Should he stay or should he go? Luis Enrique is at the lowest point yet in his successful spell at Barcelona and the Asturian coach is out of contract at the end of the current campaign. So will this be his final season at Camp Nou?
The former Real Madrid, Barcelona and Spain midfielder moved to the Catalan club as coach in the summer of 2014 after a sole season in charge at Celta Vigo. And after a difficult start to life at Camp Noou, the Asturian led the Blaugrana to the treble in his first season in charge.
A La Liga and Copa del Rey double followed in his second season, while he has claimed eight trophies in all since succeeding Tata Martino as coach - the last of those the Spanish Supercopa secured at the end of August.
Since then, however, things have been less smooth and with 13 rounds of the Primera Division played, Barca trail fierce rivals Real Madrid by six points. Defeat at home to Zinedine Zidane's side on Saturday in the Clasico could therefore be extremely damaging.
But would it really spell the beginning of the end? And will it make any difference anyway? Luis Enrique said himself on Friday that even a win in the Clasico will not be enough to silence the critics.
"It would be naive of me to think that the critics would stop if we win the Clasico," he said. "The critics are there and I think they are even necessary."
Failure to win on Saturday and there will be many more, even at this early stage of the season, because Barca are already adrift while Madrid have not lost a single match since the beginning of April.
And even though Luis Enrique has won eight trophies as Barca boss, he has yet to discuss a new contract and there is the feeling among many that this will be the Asturian's final season as coach at the Catalan club. But should it be?
"The third year is fatal," the great Hungarian coach Bela Guttmann used to say. And at Barca, former boss Pep Guardiola found life more difficult in his fourth season, failing to win La Liga or the Champions League in his final campaign at Camp Nou.
Guardiola had seriously considered leaving after three successful seasons, but was persuaded to stay on and at times it seemed a step too far. Because even though he added more trophies in 2011-12, tensions ran high and Pep ended on poor terms with much of the squad by the time he said farewell to take a sabbatical in 2012.
The Catalan coach was exhausted by then and there are signs that Luis Enrique has had enough already.
The 46-year-old has had a rocky relationship with the media ever since his arrival, but often appears tired of the press, while the team are lacking the verve from the early days in his reign - even though there is time to turn it around in the latter part of the campaign.

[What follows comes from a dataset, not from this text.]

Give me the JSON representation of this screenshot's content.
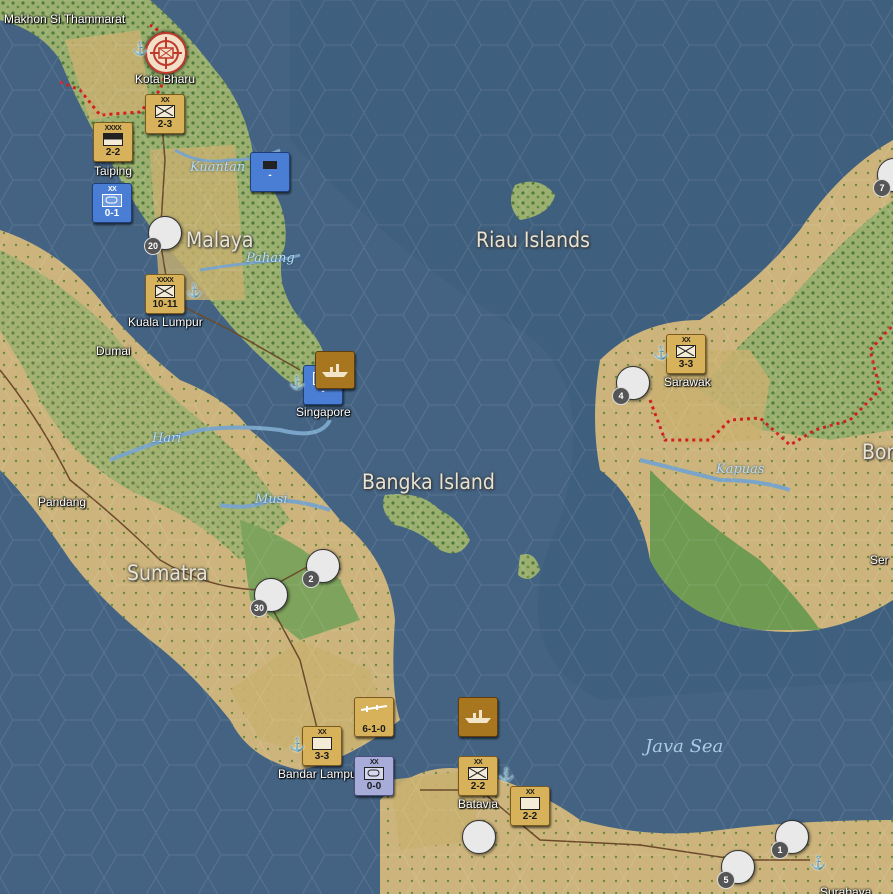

His refusal to sign a new contract or even discuss one is perhaps a clear sign. Luis Enrique looks ready to walk away in the summer and, if current form is an indication, it may just be the best thing for all parties. But with eight trophies to his name as Barca boss in just over two seasons, he could yet go out on a high.